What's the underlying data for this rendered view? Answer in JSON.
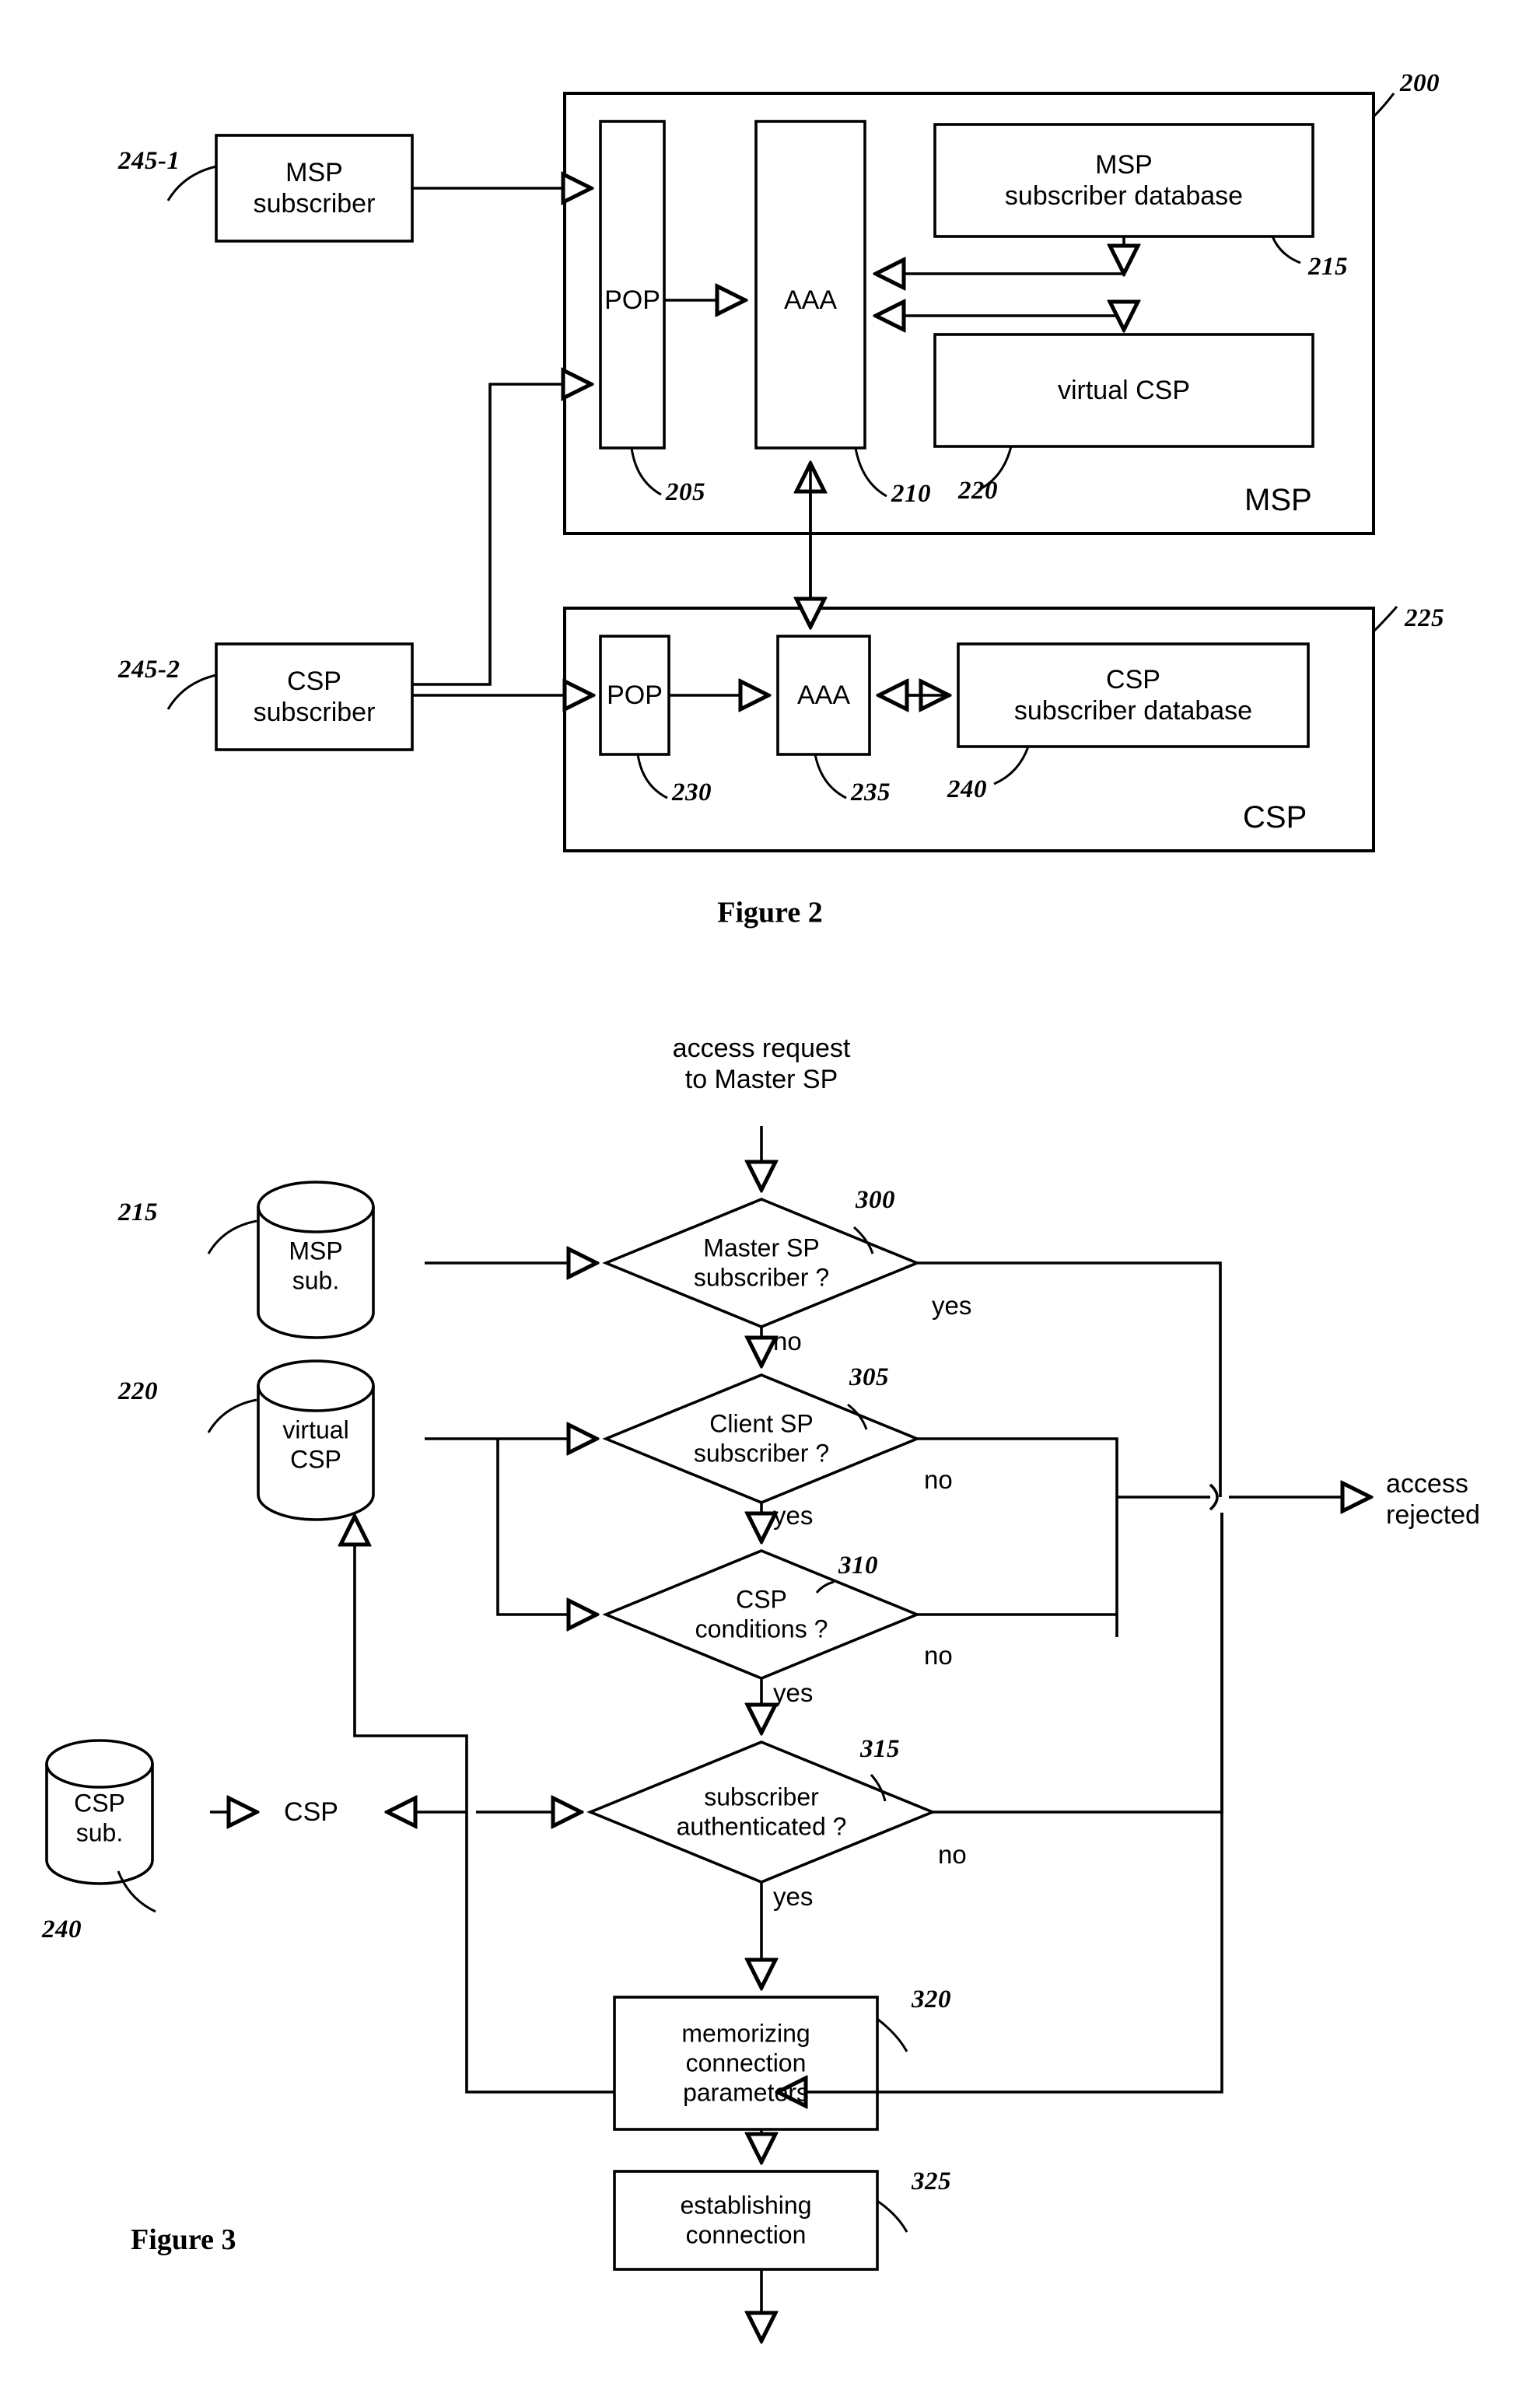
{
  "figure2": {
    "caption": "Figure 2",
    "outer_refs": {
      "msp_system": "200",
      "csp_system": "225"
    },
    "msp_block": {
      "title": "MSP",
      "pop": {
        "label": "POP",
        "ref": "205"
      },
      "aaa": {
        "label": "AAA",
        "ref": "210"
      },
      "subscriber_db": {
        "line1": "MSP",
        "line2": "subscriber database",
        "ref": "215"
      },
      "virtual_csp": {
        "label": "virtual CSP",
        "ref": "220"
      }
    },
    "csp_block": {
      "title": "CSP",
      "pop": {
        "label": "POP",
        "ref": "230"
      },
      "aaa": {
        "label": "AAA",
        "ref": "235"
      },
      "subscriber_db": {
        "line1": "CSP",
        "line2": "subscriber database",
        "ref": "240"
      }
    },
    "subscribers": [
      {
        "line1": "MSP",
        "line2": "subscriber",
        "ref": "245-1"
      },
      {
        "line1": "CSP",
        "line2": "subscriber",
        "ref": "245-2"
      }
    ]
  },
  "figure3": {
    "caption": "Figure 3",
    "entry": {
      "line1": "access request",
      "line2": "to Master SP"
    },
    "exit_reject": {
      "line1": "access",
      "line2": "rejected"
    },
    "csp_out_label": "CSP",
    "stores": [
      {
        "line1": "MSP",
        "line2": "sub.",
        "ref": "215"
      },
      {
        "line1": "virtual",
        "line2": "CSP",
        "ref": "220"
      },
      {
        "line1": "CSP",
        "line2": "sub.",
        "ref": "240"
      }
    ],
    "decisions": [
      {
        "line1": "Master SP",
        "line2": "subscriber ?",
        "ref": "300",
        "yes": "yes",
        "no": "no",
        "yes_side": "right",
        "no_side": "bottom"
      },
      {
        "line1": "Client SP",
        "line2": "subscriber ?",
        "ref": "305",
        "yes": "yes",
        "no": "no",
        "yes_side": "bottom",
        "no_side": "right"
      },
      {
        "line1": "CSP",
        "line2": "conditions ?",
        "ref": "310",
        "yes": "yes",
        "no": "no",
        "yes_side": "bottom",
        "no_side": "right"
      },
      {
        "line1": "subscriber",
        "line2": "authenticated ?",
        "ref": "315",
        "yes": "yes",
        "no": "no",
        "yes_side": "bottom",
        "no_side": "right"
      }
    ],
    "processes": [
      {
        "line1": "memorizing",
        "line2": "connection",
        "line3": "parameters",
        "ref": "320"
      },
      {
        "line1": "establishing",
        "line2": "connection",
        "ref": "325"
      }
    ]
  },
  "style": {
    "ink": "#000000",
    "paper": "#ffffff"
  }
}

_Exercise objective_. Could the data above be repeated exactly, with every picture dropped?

_Solution for this task_.
What's the underlying data for this rendered view? Answer in JSON.
{
  "figure2": {
    "caption": "Figure 2",
    "outer_refs": {
      "msp_system": "200",
      "csp_system": "225"
    },
    "msp_block": {
      "title": "MSP",
      "pop": {
        "label": "POP",
        "ref": "205"
      },
      "aaa": {
        "label": "AAA",
        "ref": "210"
      },
      "subscriber_db": {
        "line1": "MSP",
        "line2": "subscriber database",
        "ref": "215"
      },
      "virtual_csp": {
        "label": "virtual CSP",
        "ref": "220"
      }
    },
    "csp_block": {
      "title": "CSP",
      "pop": {
        "label": "POP",
        "ref": "230"
      },
      "aaa": {
        "label": "AAA",
        "ref": "235"
      },
      "subscriber_db": {
        "line1": "CSP",
        "line2": "subscriber database",
        "ref": "240"
      }
    },
    "subscribers": [
      {
        "line1": "MSP",
        "line2": "subscriber",
        "ref": "245-1"
      },
      {
        "line1": "CSP",
        "line2": "subscriber",
        "ref": "245-2"
      }
    ]
  },
  "figure3": {
    "caption": "Figure 3",
    "entry": {
      "line1": "access request",
      "line2": "to Master SP"
    },
    "exit_reject": {
      "line1": "access",
      "line2": "rejected"
    },
    "csp_out_label": "CSP",
    "stores": [
      {
        "line1": "MSP",
        "line2": "sub.",
        "ref": "215"
      },
      {
        "line1": "virtual",
        "line2": "CSP",
        "ref": "220"
      },
      {
        "line1": "CSP",
        "line2": "sub.",
        "ref": "240"
      }
    ],
    "decisions": [
      {
        "line1": "Master SP",
        "line2": "subscriber ?",
        "ref": "300",
        "yes": "yes",
        "no": "no",
        "yes_side": "right",
        "no_side": "bottom"
      },
      {
        "line1": "Client SP",
        "line2": "subscriber ?",
        "ref": "305",
        "yes": "yes",
        "no": "no",
        "yes_side": "bottom",
        "no_side": "right"
      },
      {
        "line1": "CSP",
        "line2": "conditions ?",
        "ref": "310",
        "yes": "yes",
        "no": "no",
        "yes_side": "bottom",
        "no_side": "right"
      },
      {
        "line1": "subscriber",
        "line2": "authenticated ?",
        "ref": "315",
        "yes": "yes",
        "no": "no",
        "yes_side": "bottom",
        "no_side": "right"
      }
    ],
    "processes": [
      {
        "line1": "memorizing",
        "line2": "connection",
        "line3": "parameters",
        "ref": "320"
      },
      {
        "line1": "establishing",
        "line2": "connection",
        "ref": "325"
      }
    ]
  },
  "style": {
    "ink": "#000000",
    "paper": "#ffffff"
  }
}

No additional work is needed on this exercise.